◆ THE TASK ◆
Would you please repeat all of the data exactly, omitting the pictures?

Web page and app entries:

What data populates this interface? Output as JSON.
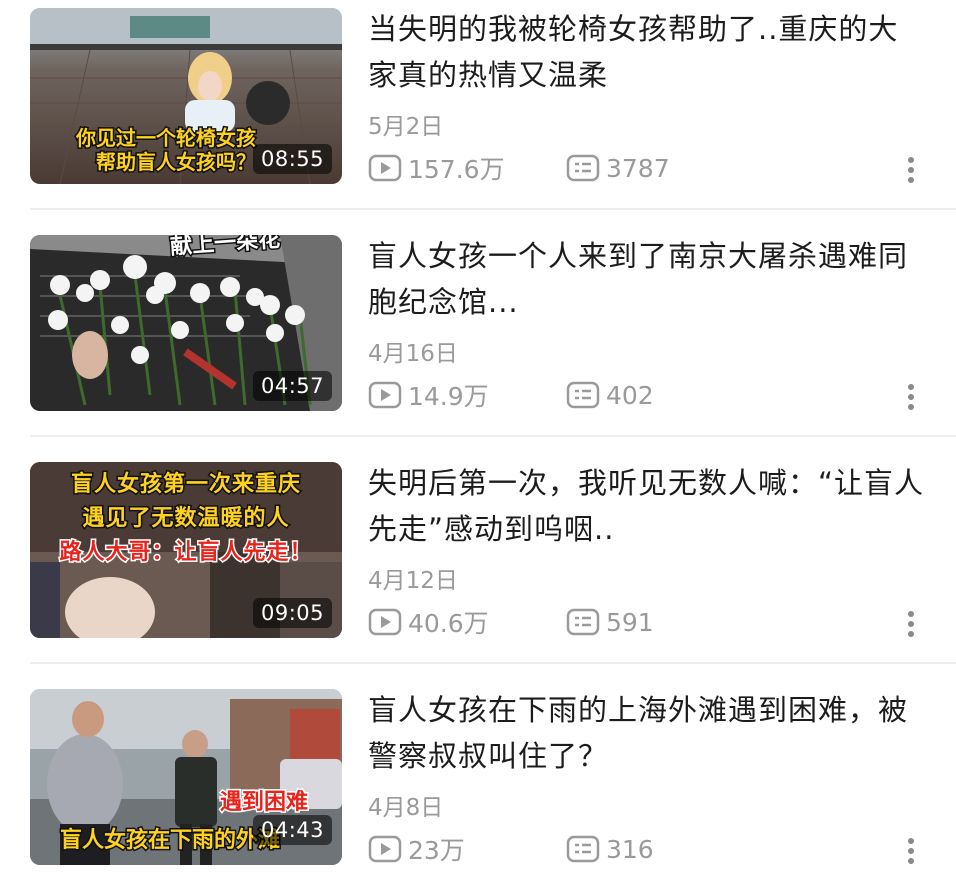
{
  "videos": [
    {
      "title": "当失明的我被轮椅女孩帮助了..重庆的大家真的热情又温柔",
      "duration": "08:55",
      "date": "5月2日",
      "views": "157.6万",
      "comments": "3787",
      "thumb_caption": [
        "你见过一个轮椅女孩",
        "帮助盲人女孩吗？"
      ]
    },
    {
      "title": "盲人女孩一个人来到了南京大屠杀遇难同胞纪念馆...",
      "duration": "04:57",
      "date": "4月16日",
      "views": "14.9万",
      "comments": "402",
      "thumb_caption": [
        "献上一朵花"
      ]
    },
    {
      "title": "失明后第一次，我听见无数人喊：“让盲人先走”感动到呜咽..",
      "duration": "09:05",
      "date": "4月12日",
      "views": "40.6万",
      "comments": "591",
      "thumb_caption": [
        "盲人女孩第一次来重庆",
        "遇见了无数温暖的人",
        "路人大哥：让盲人先走！"
      ]
    },
    {
      "title": "盲人女孩在下雨的上海外滩遇到困难，被警察叔叔叫住了？",
      "duration": "04:43",
      "date": "4月8日",
      "views": "23万",
      "comments": "316",
      "thumb_caption": [
        "遇到困难",
        "盲人女孩在下雨的外滩"
      ]
    }
  ],
  "icons": {
    "play": "play-count-icon",
    "comment": "danmaku-comment-icon",
    "more": "more-vertical-icon"
  },
  "colors": {
    "meta": "#9a9a9a",
    "title": "#1c1c1c",
    "caption_yellow": "#ffd21f",
    "caption_red": "#e8231b"
  }
}
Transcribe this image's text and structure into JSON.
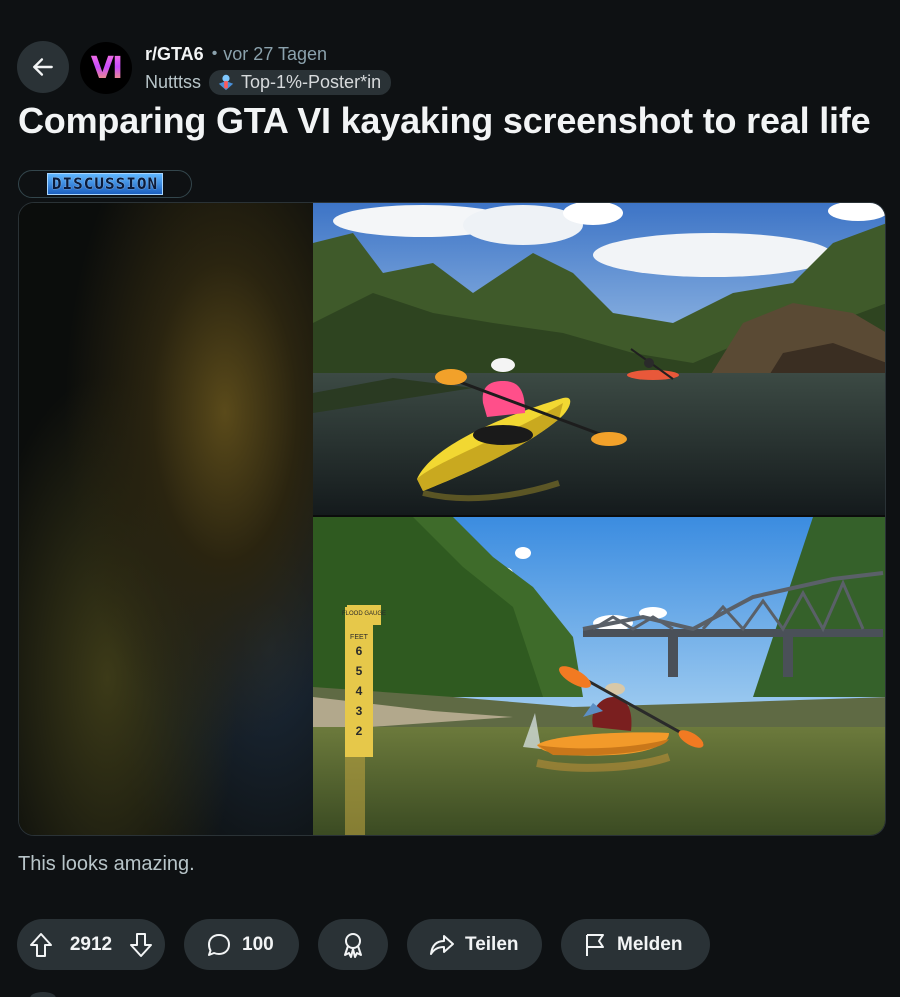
{
  "header": {
    "back_icon": "arrow-left-icon",
    "avatar_text": "VI",
    "subreddit": "r/GTA6",
    "separator": "•",
    "time": "vor 27 Tagen",
    "author": "Nutttss",
    "user_flair": "Top-1%-Poster*in",
    "user_flair_icon": "top-poster-icon"
  },
  "post": {
    "title": "Comparing GTA VI kayaking screenshot to real life",
    "flair": "DISCUSSION",
    "body": "This looks amazing.",
    "media": {
      "top_caption": "",
      "bottom_caption": "",
      "gauge_label": "FLOOD GAUGE",
      "gauge_unit": "FEET",
      "gauge_numbers": [
        "6",
        "5",
        "4",
        "3",
        "2"
      ]
    }
  },
  "actions": {
    "upvote_icon": "upvote-icon",
    "downvote_icon": "downvote-icon",
    "vote_count": "2912",
    "comment_icon": "comment-icon",
    "comment_count": "100",
    "award_icon": "award-icon",
    "share_icon": "share-icon",
    "share_label": "Teilen",
    "report_icon": "flag-icon",
    "report_label": "Melden"
  },
  "colors": {
    "background": "#0e1113",
    "pill": "#2a3236",
    "text": "#f2f4f5",
    "muted": "#8ba2ad"
  }
}
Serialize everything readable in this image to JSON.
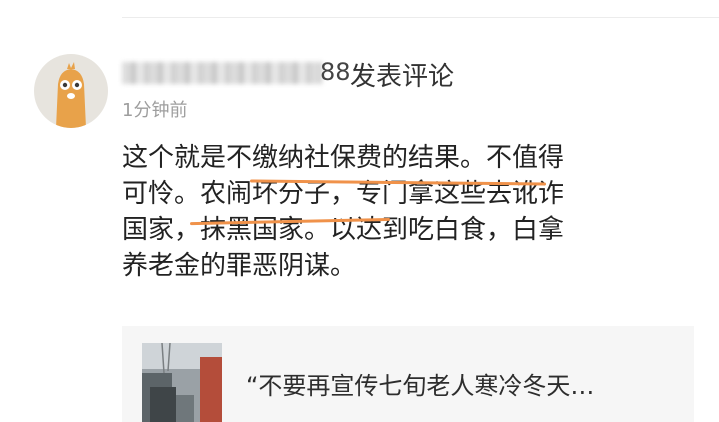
{
  "comment": {
    "username_suffix": "88",
    "action": "发表评论",
    "time": "1分钟前",
    "lines": [
      "这个就是不缴纳社保费的结果。不值得",
      "可怜。农闹坏分子，专门拿这些去讹诈",
      "国家，抹黑国家。以达到吃白食，白拿",
      "养老金的罪恶阴谋。"
    ]
  },
  "preview": {
    "text": "“不要再宣传七旬老人寒冷冬天…"
  },
  "colors": {
    "underline": "#f0924a",
    "avatar_bg": "#e7e4de",
    "avatar_figure": "#e8a24a"
  }
}
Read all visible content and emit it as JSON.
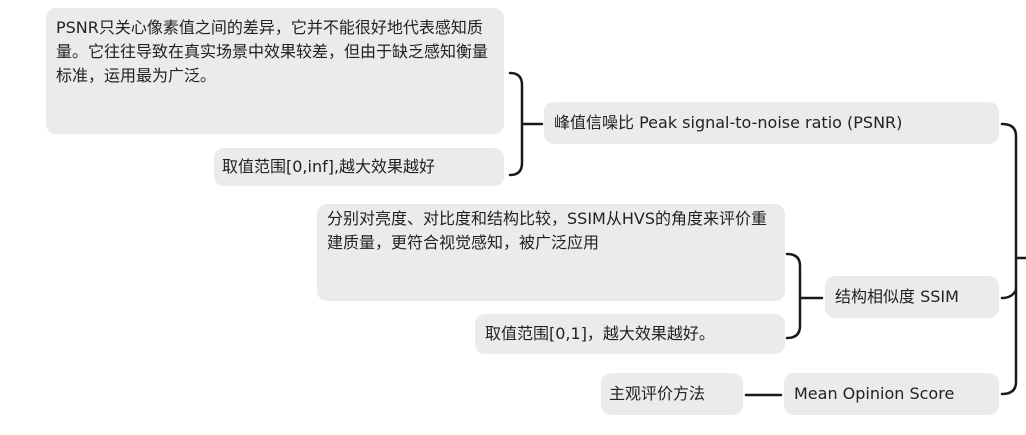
{
  "mindmap": {
    "psnr": {
      "label": "峰值信噪比 Peak signal-to-noise ratio (PSNR)",
      "note": "PSNR只关心像素值之间的差异，它并不能很好地代表感知质量。它往往导致在真实场景中效果较差，但由于缺乏感知衡量标准，运用最为广泛。",
      "range": "取值范围[0,inf],越大效果越好"
    },
    "ssim": {
      "label": "结构相似度 SSIM",
      "note": "分别对亮度、对比度和结构比较，SSIM从HVS的角度来评价重建质量，更符合视觉感知，被广泛应用",
      "range": "取值范围[0,1]，越大效果越好。"
    },
    "mos": {
      "label": "Mean Opinion Score",
      "note": "主观评价方法"
    }
  },
  "colors": {
    "node_fill": "#ebebeb",
    "line": "#1a1a1a",
    "text": "#222222"
  }
}
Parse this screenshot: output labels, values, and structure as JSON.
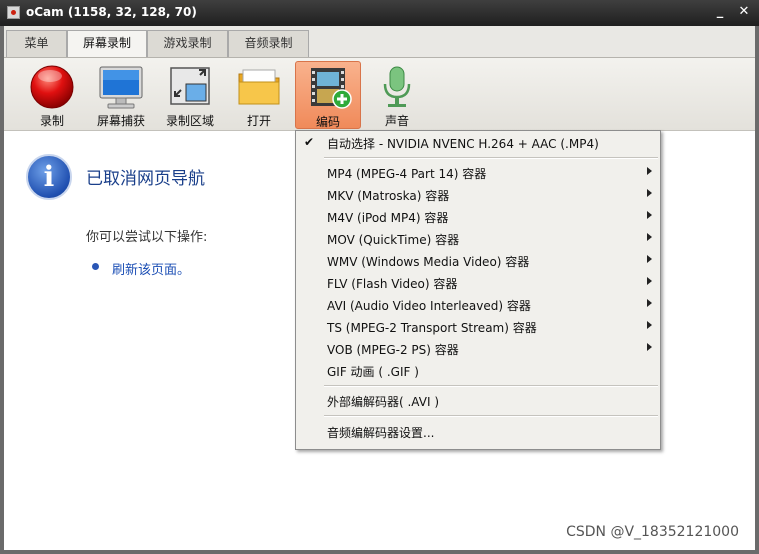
{
  "window": {
    "title": "oCam (1158, 32, 128, 70)"
  },
  "tabs": [
    {
      "label": "菜单"
    },
    {
      "label": "屏幕录制"
    },
    {
      "label": "游戏录制"
    },
    {
      "label": "音频录制"
    }
  ],
  "toolbar": {
    "record": "录制",
    "screenshot": "屏幕捕获",
    "region": "录制区域",
    "open": "打开",
    "codec": "编码",
    "sound": "声音"
  },
  "page": {
    "title": "已取消网页导航",
    "hint": "你可以尝试以下操作:",
    "refresh": "刷新该页面。"
  },
  "menu": {
    "items": [
      {
        "label": "自动选择 - NVIDIA NVENC H.264 + AAC (.MP4)"
      },
      {
        "label": "MP4 (MPEG-4 Part 14) 容器"
      },
      {
        "label": "MKV (Matroska) 容器"
      },
      {
        "label": "M4V (iPod MP4) 容器"
      },
      {
        "label": "MOV (QuickTime) 容器"
      },
      {
        "label": "WMV (Windows Media Video) 容器"
      },
      {
        "label": "FLV (Flash Video) 容器"
      },
      {
        "label": "AVI (Audio Video Interleaved) 容器"
      },
      {
        "label": "TS (MPEG-2 Transport Stream) 容器"
      },
      {
        "label": "VOB (MPEG-2 PS) 容器"
      },
      {
        "label": "GIF 动画 ( .GIF )"
      },
      {
        "label": "外部编解码器( .AVI )"
      },
      {
        "label": "音频编解码器设置..."
      }
    ]
  },
  "watermark": "CSDN @V_18352121000"
}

◆ WORKED SOLUTION ◆
What data populates this interface? Output as JSON.
{
  "videos": [
    {
      "title": "当失明的我被轮椅女孩帮助了..重庆的大家真的热情又温柔",
      "duration": "08:55",
      "date": "5月2日",
      "views": "157.6万",
      "comments": "3787",
      "thumb_caption": [
        "你见过一个轮椅女孩",
        "帮助盲人女孩吗？"
      ]
    },
    {
      "title": "盲人女孩一个人来到了南京大屠杀遇难同胞纪念馆...",
      "duration": "04:57",
      "date": "4月16日",
      "views": "14.9万",
      "comments": "402",
      "thumb_caption": [
        "献上一朵花"
      ]
    },
    {
      "title": "失明后第一次，我听见无数人喊：“让盲人先走”感动到呜咽..",
      "duration": "09:05",
      "date": "4月12日",
      "views": "40.6万",
      "comments": "591",
      "thumb_caption": [
        "盲人女孩第一次来重庆",
        "遇见了无数温暖的人",
        "路人大哥：让盲人先走！"
      ]
    },
    {
      "title": "盲人女孩在下雨的上海外滩遇到困难，被警察叔叔叫住了？",
      "duration": "04:43",
      "date": "4月8日",
      "views": "23万",
      "comments": "316",
      "thumb_caption": [
        "遇到困难",
        "盲人女孩在下雨的外滩"
      ]
    }
  ],
  "icons": {
    "play": "play-count-icon",
    "comment": "danmaku-comment-icon",
    "more": "more-vertical-icon"
  },
  "colors": {
    "meta": "#9a9a9a",
    "title": "#1c1c1c",
    "caption_yellow": "#ffd21f",
    "caption_red": "#e8231b"
  }
}
Transcribe this image's text and structure into JSON.
{
  "header": {
    "back_icon": "arrow-left-icon",
    "avatar_text": "VI",
    "subreddit": "r/GTA6",
    "separator": "•",
    "time": "vor 27 Tagen",
    "author": "Nutttss",
    "user_flair": "Top-1%-Poster*in",
    "user_flair_icon": "top-poster-icon"
  },
  "post": {
    "title": "Comparing GTA VI kayaking screenshot to real life",
    "flair": "DISCUSSION",
    "body": "This looks amazing.",
    "media": {
      "top_caption": "",
      "bottom_caption": "",
      "gauge_label": "FLOOD GAUGE",
      "gauge_unit": "FEET",
      "gauge_numbers": [
        "6",
        "5",
        "4",
        "3",
        "2"
      ]
    }
  },
  "actions": {
    "upvote_icon": "upvote-icon",
    "downvote_icon": "downvote-icon",
    "vote_count": "2912",
    "comment_icon": "comment-icon",
    "comment_count": "100",
    "award_icon": "award-icon",
    "share_icon": "share-icon",
    "share_label": "Teilen",
    "report_icon": "flag-icon",
    "report_label": "Melden"
  },
  "colors": {
    "background": "#0e1113",
    "pill": "#2a3236",
    "text": "#f2f4f5",
    "muted": "#8ba2ad"
  }
}
Serialize everything readable in this image to JSON.
{
  "comment": {
    "username_suffix": "88",
    "action": "发表评论",
    "time": "1分钟前",
    "lines": [
      "这个就是不缴纳社保费的结果。不值得",
      "可怜。农闹坏分子，专门拿这些去讹诈",
      "国家，抹黑国家。以达到吃白食，白拿",
      "养老金的罪恶阴谋。"
    ]
  },
  "preview": {
    "text": "“不要再宣传七旬老人寒冷冬天…"
  },
  "colors": {
    "underline": "#f0924a",
    "avatar_bg": "#e7e4de",
    "avatar_figure": "#e8a24a"
  }
}
Read all visible content and emit it as JSON.
{
  "mindmap": {
    "psnr": {
      "label": "峰值信噪比 Peak signal-to-noise ratio (PSNR)",
      "note": "PSNR只关心像素值之间的差异，它并不能很好地代表感知质量。它往往导致在真实场景中效果较差，但由于缺乏感知衡量标准，运用最为广泛。",
      "range": "取值范围[0,inf],越大效果越好"
    },
    "ssim": {
      "label": "结构相似度 SSIM",
      "note": "分别对亮度、对比度和结构比较，SSIM从HVS的角度来评价重建质量，更符合视觉感知，被广泛应用",
      "range": "取值范围[0,1]，越大效果越好。"
    },
    "mos": {
      "label": "Mean Opinion Score",
      "note": "主观评价方法"
    }
  },
  "colors": {
    "node_fill": "#ebebeb",
    "line": "#1a1a1a",
    "text": "#222222"
  }
}
Parse this screenshot: output labels, values, and structure as JSON.
{
  "window": {
    "title": "oCam (1158, 32, 128, 70)"
  },
  "tabs": [
    {
      "label": "菜单"
    },
    {
      "label": "屏幕录制"
    },
    {
      "label": "游戏录制"
    },
    {
      "label": "音频录制"
    }
  ],
  "toolbar": {
    "record": "录制",
    "screenshot": "屏幕捕获",
    "region": "录制区域",
    "open": "打开",
    "codec": "编码",
    "sound": "声音"
  },
  "page": {
    "title": "已取消网页导航",
    "hint": "你可以尝试以下操作:",
    "refresh": "刷新该页面。"
  },
  "menu": {
    "items": [
      {
        "label": "自动选择 - NVIDIA NVENC H.264 + AAC (.MP4)"
      },
      {
        "label": "MP4 (MPEG-4 Part 14) 容器"
      },
      {
        "label": "MKV (Matroska) 容器"
      },
      {
        "label": "M4V (iPod MP4) 容器"
      },
      {
        "label": "MOV (QuickTime) 容器"
      },
      {
        "label": "WMV (Windows Media Video) 容器"
      },
      {
        "label": "FLV (Flash Video) 容器"
      },
      {
        "label": "AVI (Audio Video Interleaved) 容器"
      },
      {
        "label": "TS (MPEG-2 Transport Stream) 容器"
      },
      {
        "label": "VOB (MPEG-2 PS) 容器"
      },
      {
        "label": "GIF 动画 ( .GIF )"
      },
      {
        "label": "外部编解码器( .AVI )"
      },
      {
        "label": "音频编解码器设置..."
      }
    ]
  },
  "watermark": "CSDN @V_18352121000"
}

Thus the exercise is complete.